Last week, the Central Bureau of Investigations in New Delhi disclosed that it is about to issue a letter rogatory to U.S. authorities to question Dow Chemicals regarding bribes that were allegedly paid by a subsidiary of the company to Indian officials. The bribes were supposedly paid to register banned pesticides in the Indian market. The request is part of a case which was filed six months ago against CBI officials and a retired official from the Ministry of Agriculture following an SEC FCPA action.
Previously, the SEC filed a settled civil action and related administrative proceeding against the Dow Chemical Company alleging violations of the FCPA. In that case the complaint alleged that Dow subsidiary, DE-Nocil Crop Protection Ltd., based in Mumbai, India, made approximately $39,700 in improper payments to an official in India’s Central Insecticides Board to expedite the registration of three product. The complaint claimed that from 1996 to 2001 the same subsidiary made $87,000 in improper payments to state officials in order to distribute and sell its product. Finally, the complaint detailed improper gifts, travel, entertainment and other items. The civil action was settled with the payment of a $325,000 civil penalty. A consent to a cease and desist order was entered in a related administrative proceeding. SEC v. The Dow Chemical Company, Civil Action No. 07CV00336 (D.D.C. Feb. 13, 2007) discussed in the Litigation Release here.

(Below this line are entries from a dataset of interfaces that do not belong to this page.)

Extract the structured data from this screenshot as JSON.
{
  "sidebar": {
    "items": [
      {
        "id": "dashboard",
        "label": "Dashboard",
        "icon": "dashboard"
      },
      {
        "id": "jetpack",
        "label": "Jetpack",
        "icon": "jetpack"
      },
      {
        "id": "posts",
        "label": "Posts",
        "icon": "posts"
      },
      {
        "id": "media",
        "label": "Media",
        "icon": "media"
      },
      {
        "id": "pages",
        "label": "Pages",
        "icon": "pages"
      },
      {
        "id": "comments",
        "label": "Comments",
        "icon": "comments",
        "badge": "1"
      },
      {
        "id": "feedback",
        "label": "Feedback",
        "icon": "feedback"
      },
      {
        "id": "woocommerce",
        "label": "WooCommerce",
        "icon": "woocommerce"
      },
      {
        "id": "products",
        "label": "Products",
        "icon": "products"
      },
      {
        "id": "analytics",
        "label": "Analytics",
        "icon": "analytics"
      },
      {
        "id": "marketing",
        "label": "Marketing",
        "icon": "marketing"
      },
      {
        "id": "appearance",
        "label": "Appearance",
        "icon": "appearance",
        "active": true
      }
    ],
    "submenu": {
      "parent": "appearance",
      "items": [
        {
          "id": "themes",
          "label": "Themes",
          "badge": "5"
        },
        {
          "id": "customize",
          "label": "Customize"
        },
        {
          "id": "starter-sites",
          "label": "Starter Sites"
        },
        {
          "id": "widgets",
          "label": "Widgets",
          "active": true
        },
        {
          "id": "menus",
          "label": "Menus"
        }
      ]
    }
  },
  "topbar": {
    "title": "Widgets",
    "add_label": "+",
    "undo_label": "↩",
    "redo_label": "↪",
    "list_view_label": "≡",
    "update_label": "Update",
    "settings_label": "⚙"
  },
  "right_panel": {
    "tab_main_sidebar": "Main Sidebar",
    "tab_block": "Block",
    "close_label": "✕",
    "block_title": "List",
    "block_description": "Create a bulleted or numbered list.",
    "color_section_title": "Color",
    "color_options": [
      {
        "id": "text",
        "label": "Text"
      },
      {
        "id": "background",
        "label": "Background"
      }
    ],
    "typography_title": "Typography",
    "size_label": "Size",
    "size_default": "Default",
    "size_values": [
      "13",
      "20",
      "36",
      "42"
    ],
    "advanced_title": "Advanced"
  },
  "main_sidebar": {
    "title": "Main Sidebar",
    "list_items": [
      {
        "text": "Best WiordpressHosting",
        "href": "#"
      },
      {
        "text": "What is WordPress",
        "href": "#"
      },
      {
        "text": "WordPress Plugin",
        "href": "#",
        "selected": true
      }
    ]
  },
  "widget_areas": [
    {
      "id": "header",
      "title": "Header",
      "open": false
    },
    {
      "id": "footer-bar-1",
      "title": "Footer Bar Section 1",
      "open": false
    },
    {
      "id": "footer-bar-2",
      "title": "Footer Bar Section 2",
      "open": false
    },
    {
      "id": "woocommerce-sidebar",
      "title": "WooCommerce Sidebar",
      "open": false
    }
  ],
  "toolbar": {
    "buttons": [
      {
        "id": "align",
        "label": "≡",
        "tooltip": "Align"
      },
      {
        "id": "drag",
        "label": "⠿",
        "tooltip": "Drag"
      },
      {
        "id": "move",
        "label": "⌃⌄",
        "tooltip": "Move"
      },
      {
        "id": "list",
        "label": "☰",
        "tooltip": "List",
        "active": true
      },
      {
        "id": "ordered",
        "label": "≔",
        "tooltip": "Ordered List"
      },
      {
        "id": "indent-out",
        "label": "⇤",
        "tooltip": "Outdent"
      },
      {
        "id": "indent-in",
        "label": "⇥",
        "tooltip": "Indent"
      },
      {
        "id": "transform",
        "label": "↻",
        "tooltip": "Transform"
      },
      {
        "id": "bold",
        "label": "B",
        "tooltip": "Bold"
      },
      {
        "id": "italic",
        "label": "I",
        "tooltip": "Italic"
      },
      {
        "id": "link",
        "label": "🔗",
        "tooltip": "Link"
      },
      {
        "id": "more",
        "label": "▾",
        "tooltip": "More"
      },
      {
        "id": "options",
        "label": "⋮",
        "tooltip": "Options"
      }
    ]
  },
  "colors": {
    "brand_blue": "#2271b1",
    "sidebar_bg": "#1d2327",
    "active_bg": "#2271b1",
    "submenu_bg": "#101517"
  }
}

The SEC and Ontario securities officials are reportedly conducting a major insider trading investigation involving 11 Canadian takeovers over the past two years. According to an affidavit filed in Ontario Superior Court, the Ontario Securities Commission is investigating a Toronto business consultant, his sister and his brother-in-law who allegedly made over $1.1 million trading in take over stocks.
Also involved in the investigation is a U.S. law firm. While the court papers do not identify the law firm, the transactions which are the focus of the inquiry are listed. A review of those deals by a Canadian news organization determined that the only firm involved in each deal is Dorsey & Whitney.
Earlier this week, the Financial Services Board in the U.K. released a study which disclosed that nearly one-third of takeover deals may have been preceded by insider trading in the London markets. The FSA has reportedly more than doubled its team of prosecutors and is promising to crack down on insider trading and bring a steady stream of cases.